" Some counterfeiters use addicts and street individuals to spread fake $10 and $20 bills to a wide lot of organisation facilities. The service owners don't notice the junkies or the costs since the purchases and the expenses are so small," the detective explained. "The scoundrels that pass the $50 and the $100 costs tend to be more professional. They are confident and legitimate-looking, so company owner easily accept the bogus expenses without becoming suspicious."
Train Staff Members to Determine Counterfeit Cash
The detective said entrepreneur must train their employees to take a look at all expenses they receive, $10 and greater. If they believe they are offered a bogus bill, call the cops.
Secret Service guide reveals how to counterfeit money for sale discover counterfeit moneySmall organisation owners need to be knowledgeable about the numerous ways to find counterfeit money.
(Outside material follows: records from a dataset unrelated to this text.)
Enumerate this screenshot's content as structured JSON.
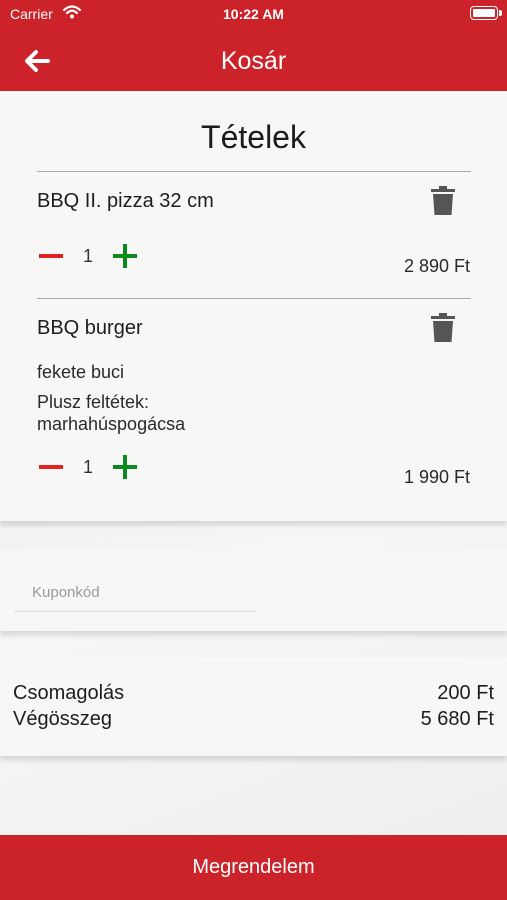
{
  "status_bar": {
    "carrier": "Carrier",
    "time": "10:22 AM"
  },
  "header": {
    "title": "Kosár"
  },
  "items_section": {
    "title": "Tételek",
    "items": [
      {
        "name": "BBQ II. pizza 32 cm",
        "options": [],
        "quantity": "1",
        "price": "2 890 Ft"
      },
      {
        "name": "BBQ burger",
        "options": [
          "fekete buci",
          "Plusz feltétek:",
          "marhahúspogácsa"
        ],
        "quantity": "1",
        "price": "1 990 Ft"
      }
    ]
  },
  "coupon": {
    "placeholder": "Kuponkód",
    "value": ""
  },
  "totals": {
    "packaging_label": "Csomagolás",
    "packaging_value": "200 Ft",
    "total_label": "Végösszeg",
    "total_value": "5 680 Ft"
  },
  "order_button": {
    "label": "Megrendelem"
  },
  "colors": {
    "brand_red": "#cc2229",
    "minus_red": "#e52222",
    "plus_green": "#0b8a1e"
  },
  "icons": [
    "back-arrow-icon",
    "wifi-icon",
    "battery-icon",
    "trash-icon",
    "minus-icon",
    "plus-icon"
  ]
}
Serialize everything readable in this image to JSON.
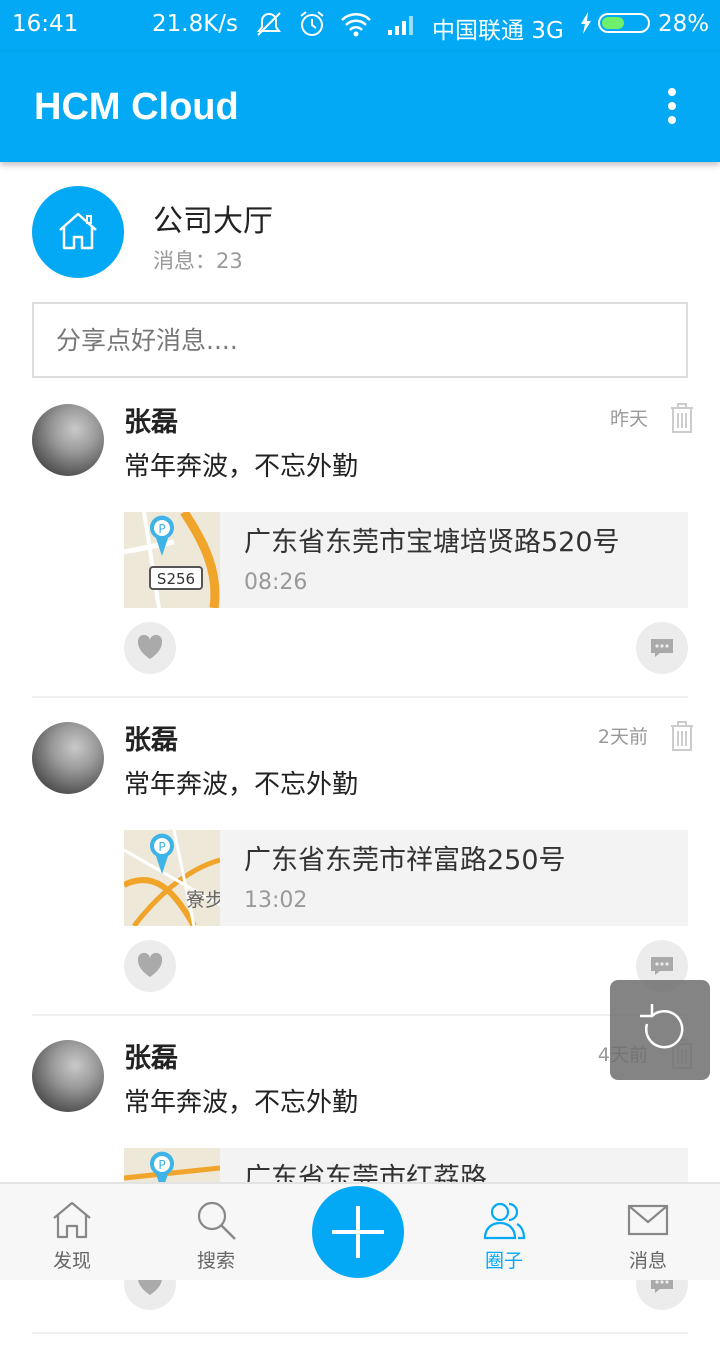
{
  "status_bar": {
    "time": "16:41",
    "speed": "21.8K/s",
    "carrier": "中国联通 3G",
    "battery": "28%",
    "battery_level": 0.28
  },
  "app_bar": {
    "title": "HCM Cloud",
    "menu_icon": "more-vert-icon"
  },
  "group": {
    "icon": "home-icon",
    "name": "公司大厅",
    "message_count": "消息：23"
  },
  "share_box": {
    "placeholder": "分享点好消息...."
  },
  "posts": [
    {
      "author": "张磊",
      "time": "昨天",
      "content": "常年奔波，不忘外勤",
      "location": {
        "address": "广东省东莞市宝塘培贤路520号",
        "time": "08:26",
        "map_label": "S256"
      }
    },
    {
      "author": "张磊",
      "time": "2天前",
      "content": "常年奔波，不忘外勤",
      "location": {
        "address": "广东省东莞市祥富路250号",
        "time": "13:02",
        "map_label": "寮步"
      }
    },
    {
      "author": "张磊",
      "time": "4天前",
      "content": "常年奔波，不忘外勤",
      "location": {
        "address": "广东省东莞市红荔路",
        "time": "",
        "map_label": ""
      }
    }
  ],
  "bottom_nav": {
    "items": [
      {
        "label": "发现",
        "icon": "home-icon"
      },
      {
        "label": "搜索",
        "icon": "search-icon"
      },
      {
        "label": "圈子",
        "icon": "people-icon",
        "active": true
      },
      {
        "label": "消息",
        "icon": "mail-icon"
      }
    ],
    "add_icon": "plus-icon"
  },
  "colors": {
    "primary": "#03a9f4",
    "card_bg": "#f3f3f3",
    "muted_text": "#999999"
  }
}
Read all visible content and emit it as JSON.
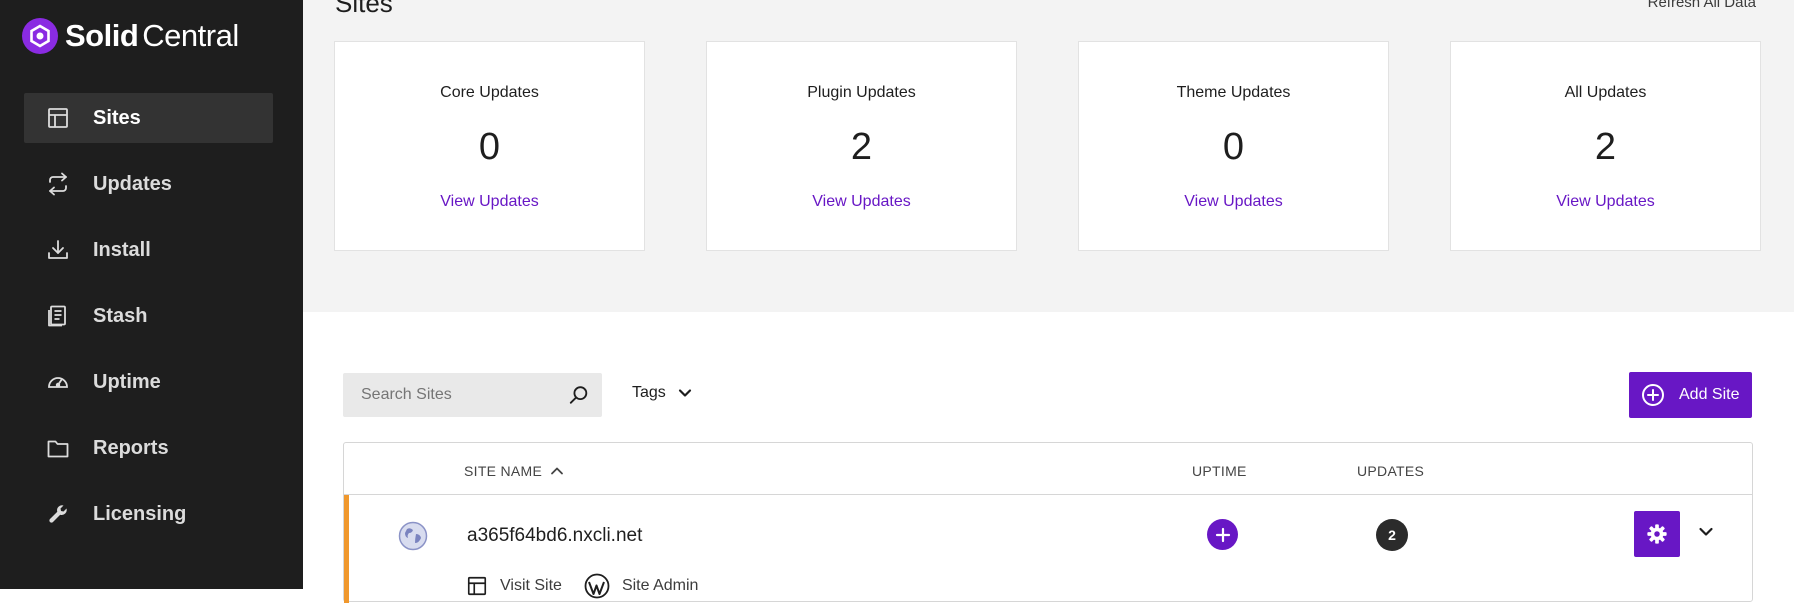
{
  "brand": {
    "solid": "Solid",
    "central": "Central"
  },
  "sidebar": {
    "items": [
      {
        "label": "Sites",
        "icon": "sites-icon",
        "active": true
      },
      {
        "label": "Updates",
        "icon": "updates-icon"
      },
      {
        "label": "Install",
        "icon": "install-icon"
      },
      {
        "label": "Stash",
        "icon": "stash-icon"
      },
      {
        "label": "Uptime",
        "icon": "uptime-icon"
      },
      {
        "label": "Reports",
        "icon": "reports-icon"
      },
      {
        "label": "Licensing",
        "icon": "licensing-icon"
      }
    ]
  },
  "header": {
    "title": "Sites",
    "refresh_label": "Refresh All Data"
  },
  "cards": [
    {
      "title": "Core Updates",
      "count": "0",
      "link": "View Updates"
    },
    {
      "title": "Plugin Updates",
      "count": "2",
      "link": "View Updates"
    },
    {
      "title": "Theme Updates",
      "count": "0",
      "link": "View Updates"
    },
    {
      "title": "All Updates",
      "count": "2",
      "link": "View Updates"
    }
  ],
  "search": {
    "placeholder": "Search Sites",
    "value": ""
  },
  "filters": {
    "tags_label": "Tags"
  },
  "actions": {
    "add_site_label": "Add Site"
  },
  "table": {
    "columns": {
      "site_name": "SITE NAME",
      "uptime": "UPTIME",
      "updates": "UPDATES"
    },
    "rows": [
      {
        "site_name": "a365f64bd6.nxcli.net",
        "updates_count": "2",
        "visit_label": "Visit Site",
        "admin_label": "Site Admin"
      }
    ]
  },
  "colors": {
    "accent": "#6817c5",
    "sidebar_bg": "#1e1e1e",
    "row_marker": "#f0982d"
  }
}
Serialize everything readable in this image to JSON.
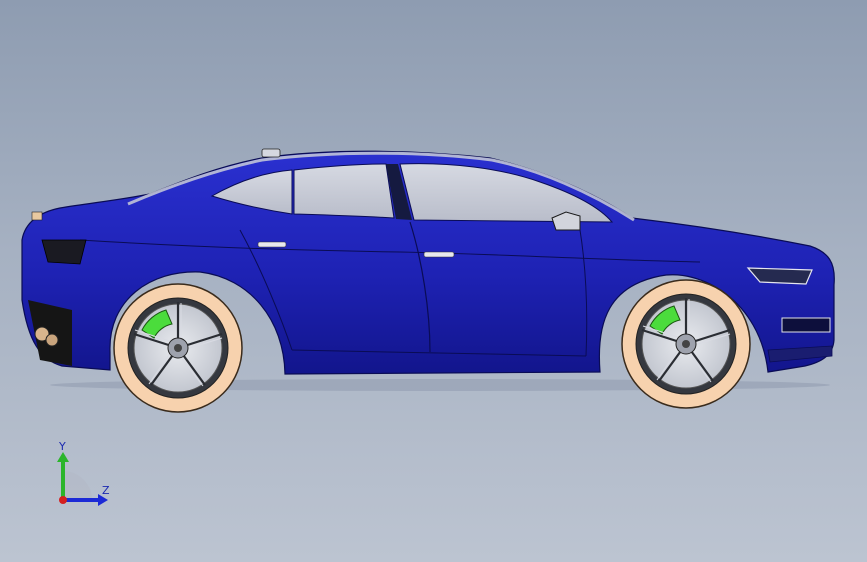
{
  "viewport": {
    "background_top": "#8e9cb1",
    "background_bottom": "#bcc4d1"
  },
  "model": {
    "body_color": "#1e22b4",
    "body_shadow": "#10138a",
    "glass_color": "#c7cbd6",
    "tire_color": "#f7d2ae",
    "caliper_color": "#4bdc3c",
    "rim_color": "#d9dbe3"
  },
  "triad": {
    "y_label": "Y",
    "z_label": "Z",
    "y_color": "#2bb52b",
    "z_color": "#1c2ad6",
    "x_color": "#d42020"
  }
}
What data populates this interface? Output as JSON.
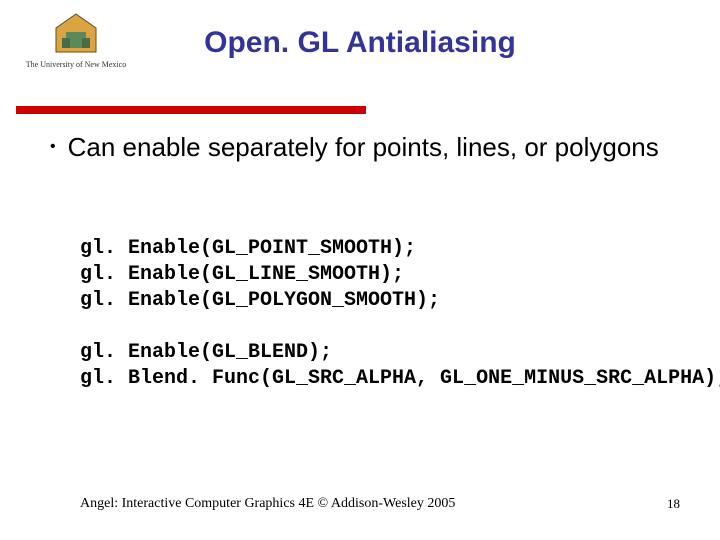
{
  "logo": {
    "institution": "The University of New Mexico"
  },
  "title": "Open. GL Antialiasing",
  "bullet": "Can enable separately for points, lines, or polygons",
  "code1": "gl. Enable(GL_POINT_SMOOTH);\ngl. Enable(GL_LINE_SMOOTH);\ngl. Enable(GL_POLYGON_SMOOTH);",
  "code2": "gl. Enable(GL_BLEND);\ngl. Blend. Func(GL_SRC_ALPHA, GL_ONE_MINUS_SRC_ALPHA);",
  "footer": {
    "left": "Angel: Interactive Computer Graphics 4E © Addison-Wesley 2005",
    "page": "18"
  }
}
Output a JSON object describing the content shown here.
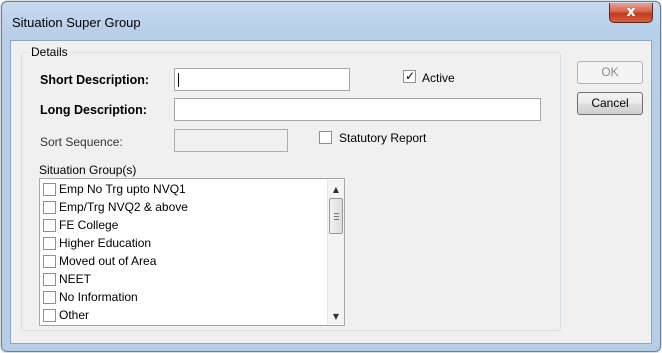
{
  "window": {
    "title": "Situation Super Group",
    "close_glyph": "x"
  },
  "details": {
    "legend": "Details",
    "short_description": {
      "label": "Short Description:",
      "value": ""
    },
    "long_description": {
      "label": "Long Description:",
      "value": ""
    },
    "sort_sequence": {
      "label": "Sort Sequence:",
      "value": ""
    },
    "active": {
      "label": "Active",
      "checked": true
    },
    "statutory_report": {
      "label": "Statutory Report",
      "checked": false
    },
    "situation_groups": {
      "label": "Situation Group(s)",
      "items": [
        {
          "label": "Emp No Trg upto NVQ1",
          "checked": false
        },
        {
          "label": "Emp/Trg NVQ2 & above",
          "checked": false
        },
        {
          "label": "FE College",
          "checked": false
        },
        {
          "label": "Higher Education",
          "checked": false
        },
        {
          "label": "Moved out of Area",
          "checked": false
        },
        {
          "label": "NEET",
          "checked": false
        },
        {
          "label": "No Information",
          "checked": false
        },
        {
          "label": "Other",
          "checked": false
        }
      ]
    }
  },
  "buttons": {
    "ok": "OK",
    "cancel": "Cancel"
  },
  "icons": {
    "checkmark": "checkmark-icon",
    "close": "close-icon",
    "scroll_up": "scroll-up-arrow-icon",
    "scroll_down": "scroll-down-arrow-icon"
  },
  "colors": {
    "title_bar": "#b9d1ea",
    "close_button": "#c7462b",
    "client_bg": "#f0f0f0"
  }
}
The Trick Service offers a downloadable PDF called Know Your Cash that points out crucial features to take a look at to determine if an expense is real or fake. The secret service and U.S. Treasury likewise offer these tips:
Hold an expense approximately a light and look for a holograph of the face image on the costs. Both images should match. If the $100 expense has actually been bleached, the hologram will display a picture of Abraham Lincoln, who appears on the $5 bills, instead of Benjamin Franklin.
Taking a look at the bill through a light will also expose a thin vertical strip containing text that spells out the costs's denomination.
Color-shifting ink: If you hold the brand-new series bill (except the $5 note) and tilt it backward and forward, please observe the numeral in the lower right-hand man corner as its color shifts from green to black and back.
Watermark: Hold the costs up to a light to view the watermark in an unprinted space to the right of the picture. The watermark can be seen from both sides of the costs since it is not printed on the expense however is anchored in the paper.
Security Thread: Hold he bill a light to see the security thread. You will see a thin imbedded strip ranging from top to bottom on the face of a banknote. In the $10 and $50 the security strip is located to the right of the portrait, and in the $5, $20 and $100, it lies just to the left of the portrait.
Ultraviolet Glow: If the expense is held up to an ultraviolet light, the $5 costs glows blue; the $10 bill shines orange, the $20 costs shines green, the $50 costs shines yellow, and the $100 bill glows red-- if they are authentic!
Microprinting: There are minute microprinting on the security threads: the $5 expense has "USA FIVE" composed on the thread; the $10 expense has "U.S.A. 10" composed on the thread; the $20 costs has "U.S.A. TWENTY" composed on the thread; the $50 costs has "U.S.A. 50" composed on the thread; and the $100 costs has the words "U.S.A. 100" composed on the security thread. Microprinting can be discovered around the picture along with on the security threads.
Fine Line Printing Patterns: Really great lines have actually been included behind the portrait and on the reverse side scene to make it harder to reproduce.
Comparison: Compare the feel and texture of the paper with other bills you know are authentic.